The French Insurance Association (FFA) has launched a consultation process to prepare a proposal to the government about the formation of a public-private partnership to create an insurance-type regime to cover large-scale health disasters such as the current pandemic.
FFA president Florence Lustman has issued a statement in which she said calls in the US and parts of Europe to retroactively extend business interruption (BI) coverage to include pandemic risk would threaten the solvency position of the sector and only deepen the crisis. Insurers can only provide funds for risks that have been priced and reserved for and cannot be expected to “work miracles” with their money, pointed out Ms Lustman.
She stated that the insurance sector has responded quickly and well to maintain the support that it gives to businesses and individuals and is open to any constructive ideas to do more. French insurers are the first to commit funds to the government’s Solidarity Fund and will bear costs of about €3bn as they contribute to the national effort, not including claims, pointed out Ms Lutman. But opening up their balance sheets to immense BI losses through a retroactive change in contract law is not the way ahead, she added.
“For insurance, an essential sector of the economy, the priority is to stay as close as possible to our policyholders while maintaining the continuity of our services. With or without confinement, the claims are there… 90% of our companies are now working remotely and therefore able to continue to protect their customers and advise them,” stated Ms Lustman.
“The health crisis has also been compounded by an economic crisis and insurers, as bearers of risk, are obviously affected. The decline in activity, the increase in health and provident costs linked to the epidemic, the resurgence of certain claims such as thefts will weigh very heavily. There is also the sudden fall in the markets, which will impact the investments that guarantee our commitments to our customers,” she continued.
“Faced with this, our objective is to protect above all our policyholders and their savings. French insurers have approached this crisis by being solid: the crisis will affect them but they are armed to meet all their contractual commitments. I hear that many are wondering about our role in this crisis and asking us to go far beyond what we committed to in our contracts and which served as the basis for calculating premiums. Insurers unfortunately cannot work miracles with the money they have been given,” said Ms Lustman.
“European and American insurance authorities have just reminded us: ‘Obliging insurers to retroactively cover risks not covered in their contracts would expose the sector to insolvency risks, which would weaken the protection of policyholders, the stability of the markets and would ultimately worsen the current crisis.’ It is therefore essential that insurers hold the shock, otherwise the current crisis will worsen considerably,” she said.
The FFA calculated that the operating losses of French companies caused by confinement will undoubtedly amount to tens of billions of euros. This is a bill that no actor apart from the state can bear alone, explained Ms Lustman.
“It is for this reason that insurance never intervenes in the event of an epidemic, revolution or war because the consequences of such events are simply out of reach. The principle of insurance is mutualisation: it works when it can spread a risk among its policyholders, that is to say use the premiums of the greatest number who are not affected to compensate those who suffer disaster. Something that is obviously impossible in an event that affects everyone at the same time and with full force,” said Ms Lustman.

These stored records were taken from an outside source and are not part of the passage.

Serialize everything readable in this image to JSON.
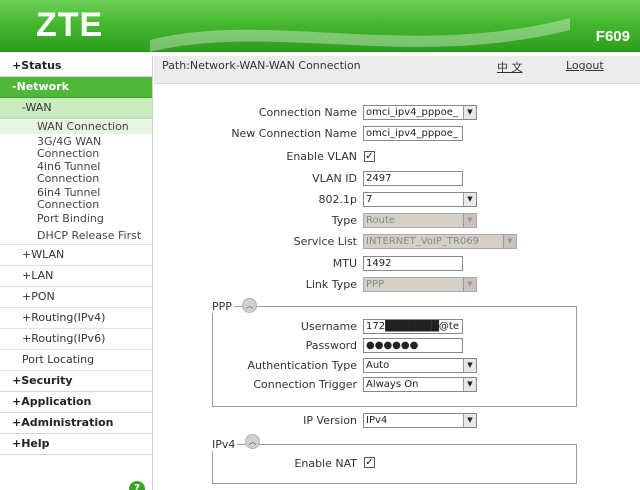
{
  "header": {
    "logo": "ZTE",
    "model": "F609"
  },
  "sidebar": {
    "status": "+Status",
    "network": "-Network",
    "wan": "-WAN",
    "wan_items": [
      "WAN Connection",
      "3G/4G WAN Connection",
      "4in6 Tunnel Connection",
      "6in4 Tunnel Connection",
      "Port Binding",
      "DHCP Release First"
    ],
    "wlan": "+WLAN",
    "lan": "+LAN",
    "pon": "+PON",
    "routing_v4": "+Routing(IPv4)",
    "routing_v6": "+Routing(IPv6)",
    "port_locating": "Port Locating",
    "security": "+Security",
    "application": "+Application",
    "administration": "+Administration",
    "help": "+Help",
    "help_icon": "?"
  },
  "pathbar": {
    "path": "Path:Network-WAN-WAN Connection",
    "lang": "中 文",
    "logout": "Logout"
  },
  "form": {
    "connection_name_label": "Connection Name",
    "connection_name_value": "omci_ipv4_pppoe_",
    "new_connection_name_label": "New Connection Name",
    "new_connection_name_value": "omci_ipv4_pppoe_",
    "enable_vlan_label": "Enable VLAN",
    "enable_vlan_checked": "✓",
    "vlan_id_label": "VLAN ID",
    "vlan_id_value": "2497",
    "p8021_label": "802.1p",
    "p8021_value": "7",
    "type_label": "Type",
    "type_value": "Route",
    "service_list_label": "Service List",
    "service_list_value": "INTERNET_VoIP_TR069",
    "mtu_label": "MTU",
    "mtu_value": "1492",
    "link_type_label": "Link Type",
    "link_type_value": "PPP",
    "ppp_title": "PPP",
    "username_label": "Username",
    "username_value": "172███████@te",
    "password_label": "Password",
    "password_value": "●●●●●●",
    "auth_type_label": "Authentication Type",
    "auth_type_value": "Auto",
    "conn_trigger_label": "Connection Trigger",
    "conn_trigger_value": "Always On",
    "ip_version_label": "IP Version",
    "ip_version_value": "IPv4",
    "ipv4_title": "IPv4",
    "enable_nat_label": "Enable NAT",
    "enable_nat_checked": "✓"
  },
  "colors": {
    "header_green": "#46b82f",
    "nav_active": "#4fb83a",
    "nav_sub_active": "#c9ebbd",
    "disabled_field": "#d4d0c8"
  }
}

Despite this, French insurers have announced “exceptional” solidarity measures in favour of their most-affected compatriots such as very small businesses, artisans, traders, the self-employed and the frail. FFA member insurers will, for example, continue to normally guarantee the contracts of very small businesses that would have difficulty paying their premiums during the lockdown and will defer the rents of very small businesses and SMEs that find themselves in difficulty. Pregnant women and people with long-term illness placed on sick leave, according to the new Social Security procedure that means individuals do not need to be formally declared sick, will also have their daily allowances up to a limit of 21 days paid, even though this would not normally be covered under contract.
French insurers have also pledged to provide up to €200m to the state Solidarity Fund set up for small businesses in crisis – the only industry to have contributed to it so far. Individual insurers have also donated of hundreds of thousands of masks, funding for hospitals and research up to tens of millions of euros, school assistance and free psychological support, mutual aid platforms and the like, pointed out Ms Lustman.

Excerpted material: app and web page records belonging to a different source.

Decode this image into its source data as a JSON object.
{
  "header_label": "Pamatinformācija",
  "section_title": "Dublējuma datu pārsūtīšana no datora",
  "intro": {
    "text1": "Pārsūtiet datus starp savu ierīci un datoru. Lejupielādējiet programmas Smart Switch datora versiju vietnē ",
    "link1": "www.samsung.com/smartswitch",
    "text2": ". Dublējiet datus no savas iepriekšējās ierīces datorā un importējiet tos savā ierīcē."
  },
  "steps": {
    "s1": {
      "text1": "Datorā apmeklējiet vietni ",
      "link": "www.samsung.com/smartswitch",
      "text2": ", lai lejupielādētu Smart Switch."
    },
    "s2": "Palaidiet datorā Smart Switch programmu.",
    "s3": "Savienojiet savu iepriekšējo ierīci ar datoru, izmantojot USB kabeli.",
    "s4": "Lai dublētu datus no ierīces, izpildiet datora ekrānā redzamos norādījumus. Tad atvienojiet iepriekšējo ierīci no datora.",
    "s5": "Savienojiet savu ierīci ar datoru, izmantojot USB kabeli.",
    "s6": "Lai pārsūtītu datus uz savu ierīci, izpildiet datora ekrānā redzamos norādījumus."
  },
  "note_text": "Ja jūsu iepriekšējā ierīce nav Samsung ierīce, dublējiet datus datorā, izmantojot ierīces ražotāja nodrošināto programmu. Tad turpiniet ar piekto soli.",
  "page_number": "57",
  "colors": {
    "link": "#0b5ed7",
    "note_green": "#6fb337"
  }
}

“In total, if all these measures and the direct effects of the crisis are taken, the impact on insurance already amounts to more than €3bn. Solidarity will be essential to get out of this crisis but it will not be enough to repair all the consequences of the coronavirus. French insurance may be one of the most protective systems in the world but we can see today that conventional protection mechanisms are insufficient to deal with such crises. Insurance cannot replace the state. On the other hand, it can demonstrate responsibility to the extent of its capabilities – which it already does – and be proactive in the future,” she explained.

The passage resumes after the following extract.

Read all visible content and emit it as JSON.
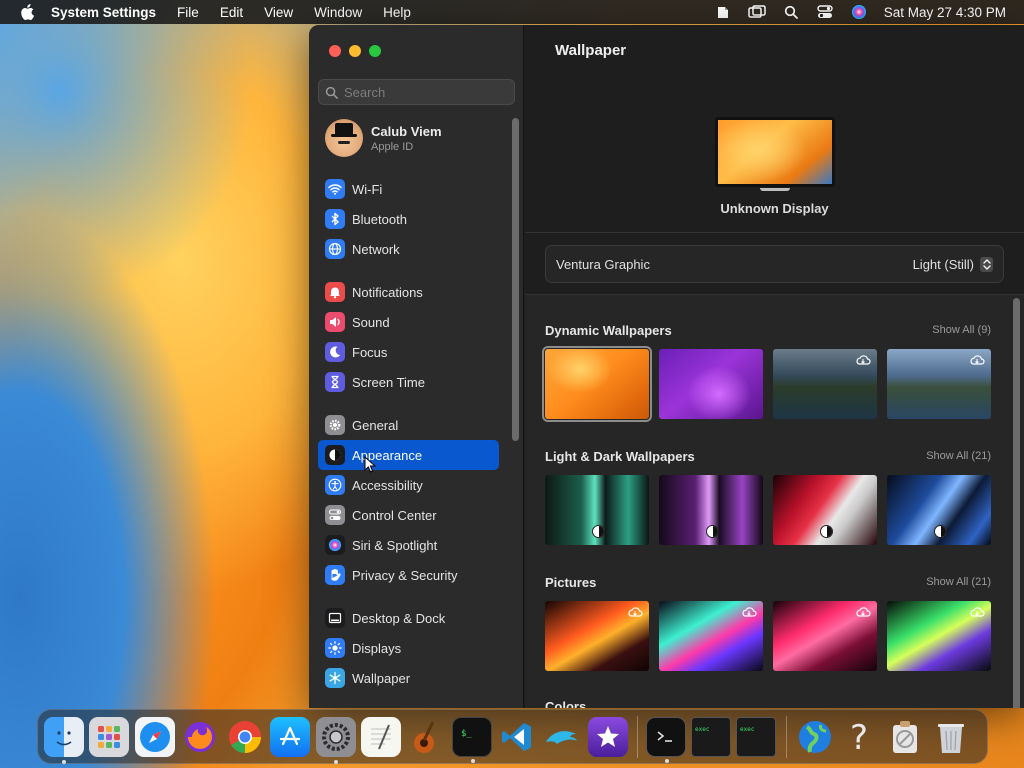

“If we are to anticipate new crises like this, we can think now about the basics of an insurance-type regime that would cover very large health disasters. But let there be no mistake, insurers will not be able to cover such events alone and this plan will have to be based on a partnership with the state. This is why the FFA decided today to launch a consultation to make proposals to the public authorities in this direction,” concluded Ms Lustman.